The term “friendly fire” was coined in the 1970s but the theme appears in literature from ancient times to the present. It begins the narrative in Aeschylus’s Persians and Larry Heinemann’s Paco’s Story. It marks the turning point in Homer’s Iliad, Virgil’s Aeneid, the Chanson de Roland, Stephen Crane’s The Red Badge of Courage and Tim O’Brien’s Going After Cacciato. It is the subject of transformative disclosure in Jaan Kross’s Czar’s Madman, Ron Kovic’s Born on the Fourth of July, O’Brien’s In the Lake of the Woods and A.B. Yehoshua’s Friendly Fire. In some stories, events propel the characters into a friendly-fire catastrophe, as in Thomas Taylor’s A Piece of this Country and Oliver Stone’s 1986 film Platoon. This study examines friendly fire in a broad range of literary contexts.

About the Author(s)

Earl R. Anderson is professor emeritus and former dean of Arts & Sciences at Cleveland State University. He has published books on Cynewulf, Beowulf, and semantics in literature. He lives in Concord, North Carolina.

Bibliographic Details

Earl R. Anderson
Format: softcover (6 x 9)
Pages: 232
Bibliographic Info: notes, bibliography, index
Copyright Date: 2017
pISBN: 978-1-4766-6721-8
eISBN: 978-1-4766-2818-9
Imprint: McFarland

Table of Contents

Table of Contents

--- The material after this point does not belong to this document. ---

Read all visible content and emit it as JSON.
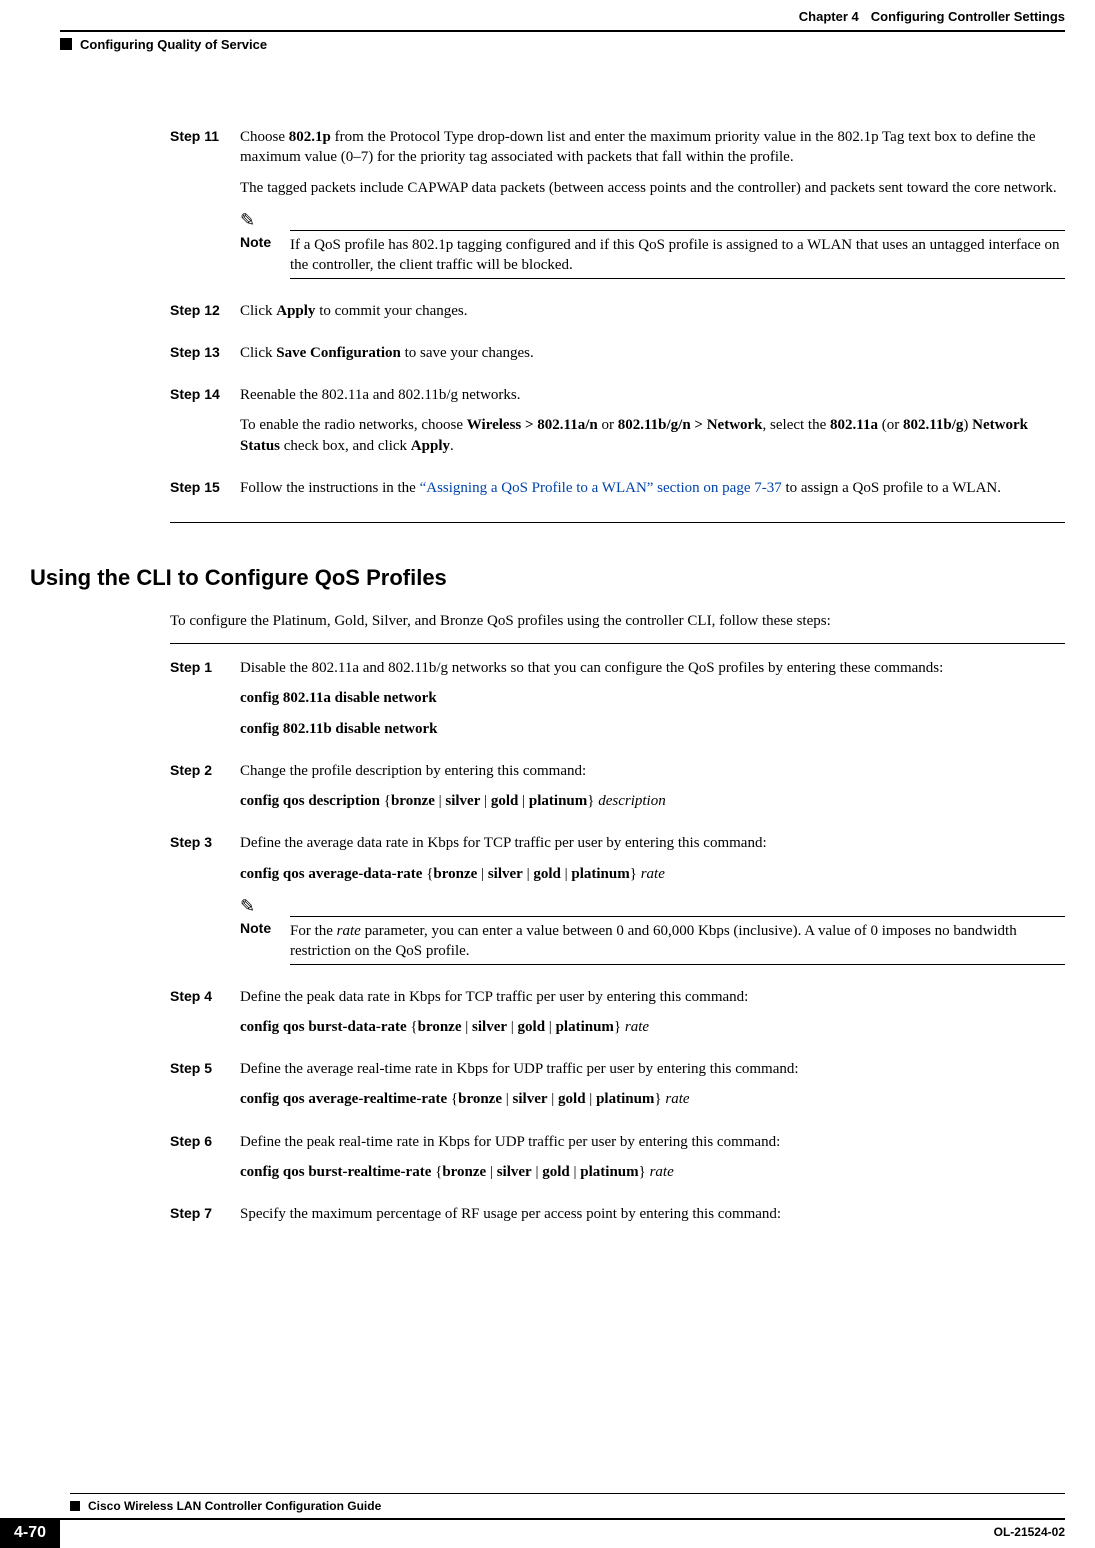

Preface 1
Introduction 4
Part I: The Mythic Mode
1. Divine Agents of Friendly Fire: Athena and Pan 9
2. Divine Agents of Friendly Fire: Ancient and Modern 22
Part II: The Heroic Mode
3. Battlefield Psychology 35
4. Defense of a Narrow Place 46
5. Fragging 62
Part III: The Analytic Mode
6. Friendly Fire and Tactics 81
7. Persistent Cultural Frontiers 105
8. War-Elephants on the Cultural Frontier 128
Part IV: The Ironic Mode
9. The Banality of Friendly Fire 143
10. War-Cries and Passwords 165
11. Uncanny Disclosure 176
Chapter Notes 189
Bibliography 198
Index 217